One of the more poignant numbers from the album is Hodgson's tender ode to his critically ill father, If You Will Have Me. It's one of the tracks on the album produced by Hodgson himself as he felt such a personal project would be best handled solo. Rix puts their move towards more intimate subjects down to a growing maturity and their decision to take their time with this release.

“I think this time around we had more personal things going on in our lives that made it more contemplative, we were all thinking about what's important. We also had a lot more time to think about what we wanted it to be. The album is more musical, there are more interesting sounds and parts than before. I think people are getting stuck on this album being a 'departure', but we're just arranging different songs; it's just more varied. There's darkness there, but then I think all of our stuff has a dark edge to it.”

Soon to release a best-of entitled Souvenir: The Singles 2004 – 2012, which aside from collating their singles to date also features two new tracks in Listen To Your Head and On The Run, Kaiser Chiefs are coming to Australia in May for the Groovin' The Moo festivals and Rix admits that he hadn't heard of most of the destinations listed on the tour of regional centres. But venturing to unknown places has been a feature of their career of late, as has playing for smaller country crowds who, according to Rix, aren't really sure of what's going on.

“Because we're doing this album differently, to make things exciting again for us, we've been going to all these new and different places and countries like Finland and Estonia, places we've never been before. In the UK, we're also going to places we don't get to very often and I think sometimes, when you're playing gigs in the bigger places, people are used to it, where as in the smaller places, they don't really know how to react. They're always lovely, but it can be a bit weird.

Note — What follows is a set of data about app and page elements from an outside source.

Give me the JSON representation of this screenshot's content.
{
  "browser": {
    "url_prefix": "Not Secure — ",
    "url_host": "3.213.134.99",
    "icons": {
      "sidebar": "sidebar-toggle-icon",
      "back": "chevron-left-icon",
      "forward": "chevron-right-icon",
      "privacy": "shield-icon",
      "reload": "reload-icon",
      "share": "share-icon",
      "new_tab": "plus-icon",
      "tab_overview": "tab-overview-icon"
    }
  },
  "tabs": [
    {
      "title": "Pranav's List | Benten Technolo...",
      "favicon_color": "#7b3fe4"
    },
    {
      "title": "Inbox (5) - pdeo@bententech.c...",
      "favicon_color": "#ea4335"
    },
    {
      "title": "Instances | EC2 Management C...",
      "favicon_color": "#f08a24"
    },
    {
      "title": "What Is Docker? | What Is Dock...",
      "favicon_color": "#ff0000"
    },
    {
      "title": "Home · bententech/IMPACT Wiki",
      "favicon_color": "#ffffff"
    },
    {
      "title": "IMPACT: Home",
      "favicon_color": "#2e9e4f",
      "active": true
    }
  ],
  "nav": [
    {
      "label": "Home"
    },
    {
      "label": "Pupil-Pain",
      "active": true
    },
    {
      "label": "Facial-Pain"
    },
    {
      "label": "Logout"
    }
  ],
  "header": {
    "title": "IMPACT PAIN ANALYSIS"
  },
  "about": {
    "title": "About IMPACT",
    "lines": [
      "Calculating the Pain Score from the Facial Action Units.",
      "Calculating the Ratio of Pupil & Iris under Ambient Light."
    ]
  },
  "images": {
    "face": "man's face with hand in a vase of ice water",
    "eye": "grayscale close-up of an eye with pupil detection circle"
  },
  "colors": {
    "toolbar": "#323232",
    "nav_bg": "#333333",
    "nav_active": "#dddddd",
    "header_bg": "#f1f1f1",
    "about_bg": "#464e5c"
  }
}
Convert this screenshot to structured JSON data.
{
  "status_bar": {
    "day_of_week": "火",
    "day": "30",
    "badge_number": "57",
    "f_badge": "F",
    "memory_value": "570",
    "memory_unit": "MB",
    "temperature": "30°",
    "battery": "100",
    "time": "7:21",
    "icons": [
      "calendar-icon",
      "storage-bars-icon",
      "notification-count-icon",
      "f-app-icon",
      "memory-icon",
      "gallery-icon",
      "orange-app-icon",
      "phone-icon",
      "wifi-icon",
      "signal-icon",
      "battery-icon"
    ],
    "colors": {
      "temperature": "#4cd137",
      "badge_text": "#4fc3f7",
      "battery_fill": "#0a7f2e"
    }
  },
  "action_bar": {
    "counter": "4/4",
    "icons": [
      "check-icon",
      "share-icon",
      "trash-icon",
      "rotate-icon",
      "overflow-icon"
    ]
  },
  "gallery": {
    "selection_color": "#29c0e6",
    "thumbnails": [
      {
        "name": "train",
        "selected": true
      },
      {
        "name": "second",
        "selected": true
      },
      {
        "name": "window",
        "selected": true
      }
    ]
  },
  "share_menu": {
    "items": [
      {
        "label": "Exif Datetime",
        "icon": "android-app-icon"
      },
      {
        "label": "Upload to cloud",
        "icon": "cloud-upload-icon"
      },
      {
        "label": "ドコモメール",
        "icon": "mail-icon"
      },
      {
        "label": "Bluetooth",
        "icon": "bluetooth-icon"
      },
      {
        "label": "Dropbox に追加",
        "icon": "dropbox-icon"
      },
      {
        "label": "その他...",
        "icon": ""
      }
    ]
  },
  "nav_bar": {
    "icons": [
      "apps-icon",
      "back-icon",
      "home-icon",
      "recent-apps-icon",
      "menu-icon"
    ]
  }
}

“But sometimes you go places, like we just played a little coastal place called Southend and it was the best gig we'd done in ages, because I think they were just so happy we'd turned up.”